Provided data below:
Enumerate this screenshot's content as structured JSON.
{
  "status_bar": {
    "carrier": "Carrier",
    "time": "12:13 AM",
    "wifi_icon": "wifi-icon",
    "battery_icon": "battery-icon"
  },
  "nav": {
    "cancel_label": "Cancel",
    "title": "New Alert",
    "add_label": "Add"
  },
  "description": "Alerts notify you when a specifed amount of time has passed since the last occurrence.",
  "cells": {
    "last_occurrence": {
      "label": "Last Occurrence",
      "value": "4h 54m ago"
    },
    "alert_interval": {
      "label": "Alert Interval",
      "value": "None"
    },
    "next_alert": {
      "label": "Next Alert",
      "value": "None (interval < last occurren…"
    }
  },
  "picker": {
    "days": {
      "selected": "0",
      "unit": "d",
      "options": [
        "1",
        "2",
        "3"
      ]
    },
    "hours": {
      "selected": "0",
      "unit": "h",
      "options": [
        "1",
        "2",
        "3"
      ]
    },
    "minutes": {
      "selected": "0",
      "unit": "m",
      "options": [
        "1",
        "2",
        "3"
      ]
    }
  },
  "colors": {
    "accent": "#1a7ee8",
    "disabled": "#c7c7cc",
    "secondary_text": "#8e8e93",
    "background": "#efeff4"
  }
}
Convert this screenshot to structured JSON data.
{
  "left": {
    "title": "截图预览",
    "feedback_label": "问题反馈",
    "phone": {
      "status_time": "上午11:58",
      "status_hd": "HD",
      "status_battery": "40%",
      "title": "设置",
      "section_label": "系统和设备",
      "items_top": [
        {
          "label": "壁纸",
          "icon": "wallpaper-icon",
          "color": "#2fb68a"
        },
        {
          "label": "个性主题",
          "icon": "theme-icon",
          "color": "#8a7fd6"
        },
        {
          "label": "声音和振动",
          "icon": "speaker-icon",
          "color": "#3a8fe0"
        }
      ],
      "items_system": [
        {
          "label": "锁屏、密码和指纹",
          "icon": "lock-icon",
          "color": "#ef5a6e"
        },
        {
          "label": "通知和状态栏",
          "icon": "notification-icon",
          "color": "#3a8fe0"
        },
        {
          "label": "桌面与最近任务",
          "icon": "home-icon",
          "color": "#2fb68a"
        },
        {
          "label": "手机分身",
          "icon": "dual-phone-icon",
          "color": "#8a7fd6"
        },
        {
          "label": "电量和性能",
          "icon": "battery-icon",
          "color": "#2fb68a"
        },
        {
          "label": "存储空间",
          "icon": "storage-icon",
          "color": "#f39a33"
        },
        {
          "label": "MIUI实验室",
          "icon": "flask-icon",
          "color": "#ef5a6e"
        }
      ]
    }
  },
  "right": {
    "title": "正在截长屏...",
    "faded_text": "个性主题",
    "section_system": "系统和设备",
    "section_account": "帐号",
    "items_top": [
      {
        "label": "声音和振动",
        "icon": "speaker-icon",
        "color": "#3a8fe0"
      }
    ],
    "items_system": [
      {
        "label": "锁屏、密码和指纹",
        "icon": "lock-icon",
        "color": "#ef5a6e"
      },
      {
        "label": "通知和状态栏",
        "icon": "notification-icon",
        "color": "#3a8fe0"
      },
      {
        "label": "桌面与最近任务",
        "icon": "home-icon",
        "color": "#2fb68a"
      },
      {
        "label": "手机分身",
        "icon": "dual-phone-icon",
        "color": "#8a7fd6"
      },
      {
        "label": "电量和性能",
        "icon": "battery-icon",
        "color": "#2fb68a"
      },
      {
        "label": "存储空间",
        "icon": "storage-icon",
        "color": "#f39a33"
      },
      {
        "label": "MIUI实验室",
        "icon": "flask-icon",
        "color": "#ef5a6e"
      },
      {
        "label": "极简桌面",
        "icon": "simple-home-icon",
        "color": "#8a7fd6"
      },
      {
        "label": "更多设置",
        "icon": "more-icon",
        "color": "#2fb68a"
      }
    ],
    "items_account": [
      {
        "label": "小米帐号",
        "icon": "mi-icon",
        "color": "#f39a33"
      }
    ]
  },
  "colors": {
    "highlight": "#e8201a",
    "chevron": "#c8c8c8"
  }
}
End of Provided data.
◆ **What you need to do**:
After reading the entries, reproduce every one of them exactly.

◆ **Output of the task**:
Enumerate this screenshot's content as structured JSON.
{
  "status_bar": {
    "carrier": "Carrier",
    "time": "12:13 AM",
    "wifi_icon": "wifi-icon",
    "battery_icon": "battery-icon"
  },
  "nav": {
    "cancel_label": "Cancel",
    "title": "New Alert",
    "add_label": "Add"
  },
  "description": "Alerts notify you when a specifed amount of time has passed since the last occurrence.",
  "cells": {
    "last_occurrence": {
      "label": "Last Occurrence",
      "value": "4h 54m ago"
    },
    "alert_interval": {
      "label": "Alert Interval",
      "value": "None"
    },
    "next_alert": {
      "label": "Next Alert",
      "value": "None (interval < last occurren…"
    }
  },
  "picker": {
    "days": {
      "selected": "0",
      "unit": "d",
      "options": [
        "1",
        "2",
        "3"
      ]
    },
    "hours": {
      "selected": "0",
      "unit": "h",
      "options": [
        "1",
        "2",
        "3"
      ]
    },
    "minutes": {
      "selected": "0",
      "unit": "m",
      "options": [
        "1",
        "2",
        "3"
      ]
    }
  },
  "colors": {
    "accent": "#1a7ee8",
    "disabled": "#c7c7cc",
    "secondary_text": "#8e8e93",
    "background": "#efeff4"
  }
}
Convert this screenshot to structured JSON data.
{
  "left": {
    "title": "截图预览",
    "feedback_label": "问题反馈",
    "phone": {
      "status_time": "上午11:58",
      "status_hd": "HD",
      "status_battery": "40%",
      "title": "设置",
      "section_label": "系统和设备",
      "items_top": [
        {
          "label": "壁纸",
          "icon": "wallpaper-icon",
          "color": "#2fb68a"
        },
        {
          "label": "个性主题",
          "icon": "theme-icon",
          "color": "#8a7fd6"
        },
        {
          "label": "声音和振动",
          "icon": "speaker-icon",
          "color": "#3a8fe0"
        }
      ],
      "items_system": [
        {
          "label": "锁屏、密码和指纹",
          "icon": "lock-icon",
          "color": "#ef5a6e"
        },
        {
          "label": "通知和状态栏",
          "icon": "notification-icon",
          "color": "#3a8fe0"
        },
        {
          "label": "桌面与最近任务",
          "icon": "home-icon",
          "color": "#2fb68a"
        },
        {
          "label": "手机分身",
          "icon": "dual-phone-icon",
          "color": "#8a7fd6"
        },
        {
          "label": "电量和性能",
          "icon": "battery-icon",
          "color": "#2fb68a"
        },
        {
          "label": "存储空间",
          "icon": "storage-icon",
          "color": "#f39a33"
        },
        {
          "label": "MIUI实验室",
          "icon": "flask-icon",
          "color": "#ef5a6e"
        }
      ]
    }
  },
  "right": {
    "title": "正在截长屏...",
    "faded_text": "个性主题",
    "section_system": "系统和设备",
    "section_account": "帐号",
    "items_top": [
      {
        "label": "声音和振动",
        "icon": "speaker-icon",
        "color": "#3a8fe0"
      }
    ],
    "items_system": [
      {
        "label": "锁屏、密码和指纹",
        "icon": "lock-icon",
        "color": "#ef5a6e"
      },
      {
        "label": "通知和状态栏",
        "icon": "notification-icon",
        "color": "#3a8fe0"
      },
      {
        "label": "桌面与最近任务",
        "icon": "home-icon",
        "color": "#2fb68a"
      },
      {
        "label": "手机分身",
        "icon": "dual-phone-icon",
        "color": "#8a7fd6"
      },
      {
        "label": "电量和性能",
        "icon": "battery-icon",
        "color": "#2fb68a"
      },
      {
        "label": "存储空间",
        "icon": "storage-icon",
        "color": "#f39a33"
      },
      {
        "label": "MIUI实验室",
        "icon": "flask-icon",
        "color": "#ef5a6e"
      },
      {
        "label": "极简桌面",
        "icon": "simple-home-icon",
        "color": "#8a7fd6"
      },
      {
        "label": "更多设置",
        "icon": "more-icon",
        "color": "#2fb68a"
      }
    ],
    "items_account": [
      {
        "label": "小米帐号",
        "icon": "mi-icon",
        "color": "#f39a33"
      }
    ]
  },
  "colors": {
    "highlight": "#e8201a",
    "chevron": "#c8c8c8"
  }
}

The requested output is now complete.